-- Opening Marker --

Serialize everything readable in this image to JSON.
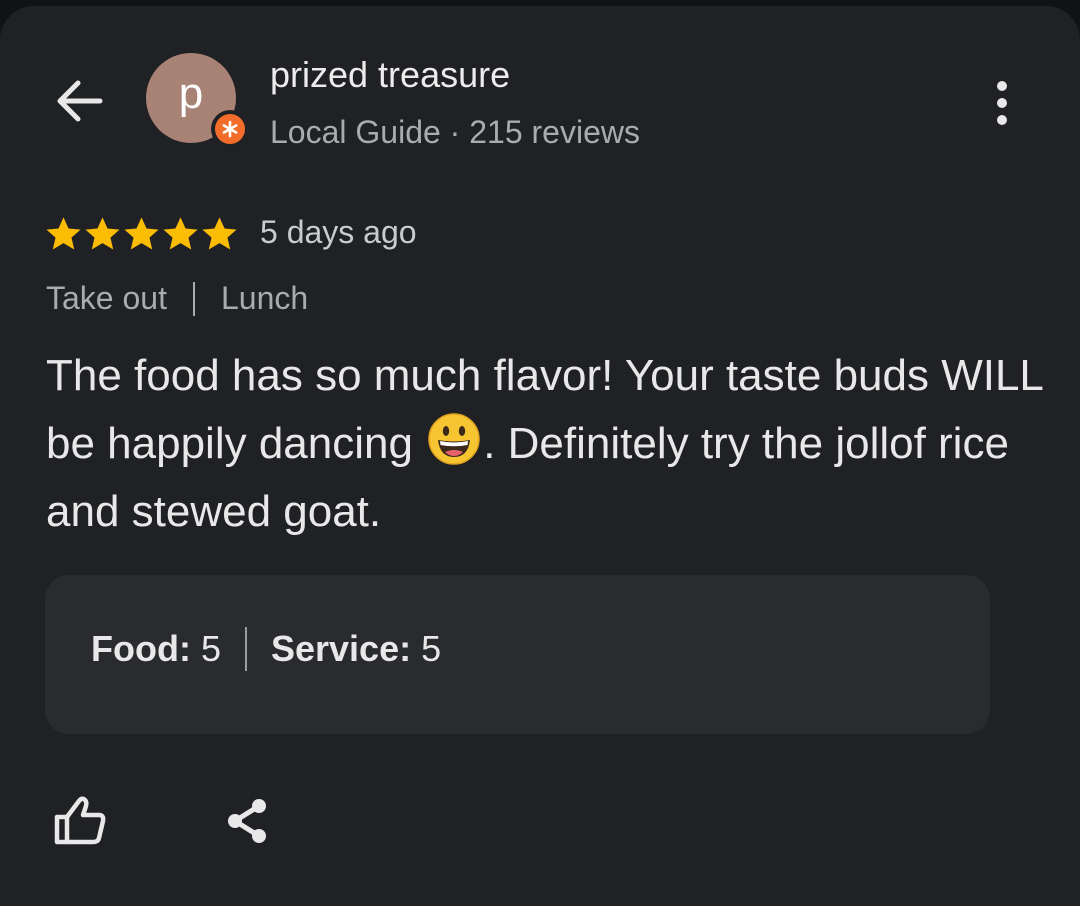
{
  "header": {
    "avatar_initial": "p",
    "user_name": "prized treasure",
    "user_meta": "Local Guide · 215 reviews",
    "icons": [
      "arrow-left-icon",
      "local-guide-badge-icon",
      "more-vertical-icon"
    ]
  },
  "review": {
    "rating": 5,
    "rating_max": 5,
    "posted": "5 days ago",
    "tags": [
      "Take out",
      "Lunch"
    ],
    "text_before_emoji": "The food has so much flavor! Your taste buds WILL be happily dancing ",
    "emoji": "grinning-face-emoji",
    "text_after_emoji": ". Definitely try the jollof rice and stewed goat.",
    "sub_ratings": [
      {
        "label": "Food:",
        "value": "5"
      },
      {
        "label": "Service:",
        "value": "5"
      }
    ]
  },
  "actions": {
    "icons": [
      "thumbs-up-icon",
      "share-icon"
    ]
  },
  "colors": {
    "card_bg": "#202124",
    "ratings_box_bg": "#2a2b2f",
    "star": "#fbbc04",
    "guide_badge": "#f26c2a",
    "avatar_bg": "#a78275"
  }
}
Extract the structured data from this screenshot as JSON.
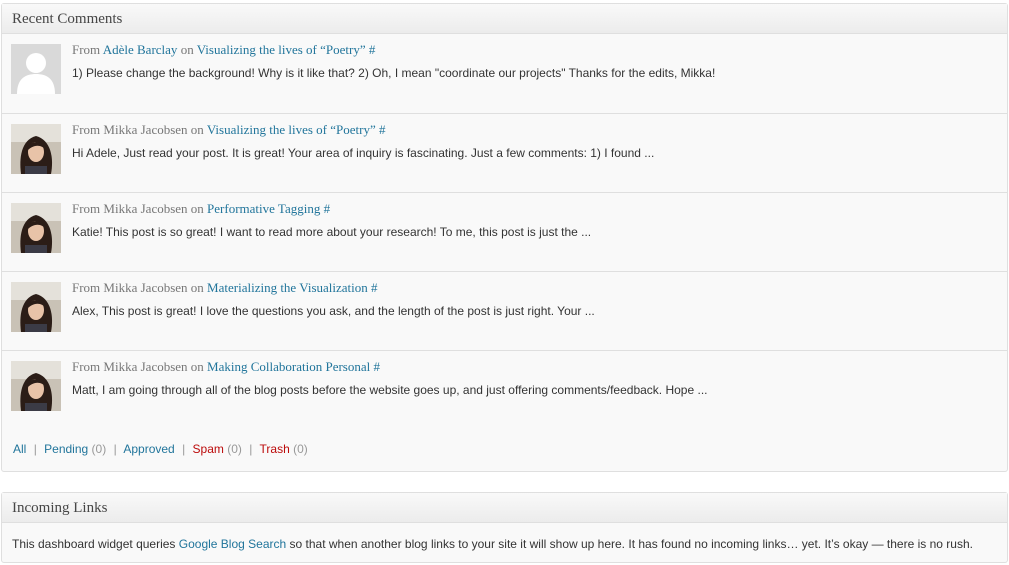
{
  "recent_comments": {
    "title": "Recent Comments",
    "comments": [
      {
        "from_label": "From",
        "author": "Adèle Barclay",
        "on_label": "on",
        "post": "Visualizing the lives of “Poetry”",
        "hash": "#",
        "excerpt": "1) Please change the background! Why is it like that? 2) Oh, I mean \"coordinate our projects\" Thanks for the edits, Mikka!",
        "avatar": "default-avatar"
      },
      {
        "from_label": "From",
        "author": "Mikka Jacobsen",
        "on_label": "on",
        "post": "Visualizing the lives of “Poetry”",
        "hash": "#",
        "excerpt": "Hi Adele, Just read your post. It is great! Your area of inquiry is fascinating. Just a few comments: 1) I found ...",
        "avatar": "photo-avatar"
      },
      {
        "from_label": "From",
        "author": "Mikka Jacobsen",
        "on_label": "on",
        "post": "Performative Tagging",
        "hash": "#",
        "excerpt": "Katie! This post is so great! I want to read more about your research! To me, this post is just the ...",
        "avatar": "photo-avatar"
      },
      {
        "from_label": "From",
        "author": "Mikka Jacobsen",
        "on_label": "on",
        "post": "Materializing the Visualization",
        "hash": "#",
        "excerpt": "Alex, This post is great! I love the questions you ask, and the length of the post is just right. Your ...",
        "avatar": "photo-avatar"
      },
      {
        "from_label": "From",
        "author": "Mikka Jacobsen",
        "on_label": "on",
        "post": "Making Collaboration Personal",
        "hash": "#",
        "excerpt": "Matt, I am going through all of the blog posts before the website goes up, and just offering comments/feedback. Hope ...",
        "avatar": "photo-avatar"
      }
    ],
    "filters": {
      "all": "All",
      "pending": "Pending",
      "pending_count": "(0)",
      "approved": "Approved",
      "spam": "Spam",
      "spam_count": "(0)",
      "trash": "Trash",
      "trash_count": "(0)",
      "separator": "|"
    }
  },
  "incoming_links": {
    "title": "Incoming Links",
    "text_before": "This dashboard widget queries ",
    "link": "Google Blog Search",
    "text_after": " so that when another blog links to your site it will show up here. It has found no incoming links… yet. It’s okay — there is no rush."
  },
  "colors": {
    "link": "#21759b",
    "danger": "#bc0b0b",
    "muted": "#777777"
  }
}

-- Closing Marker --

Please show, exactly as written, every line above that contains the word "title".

Reply:
    "title": "Recent Comments",
    "title": "Incoming Links",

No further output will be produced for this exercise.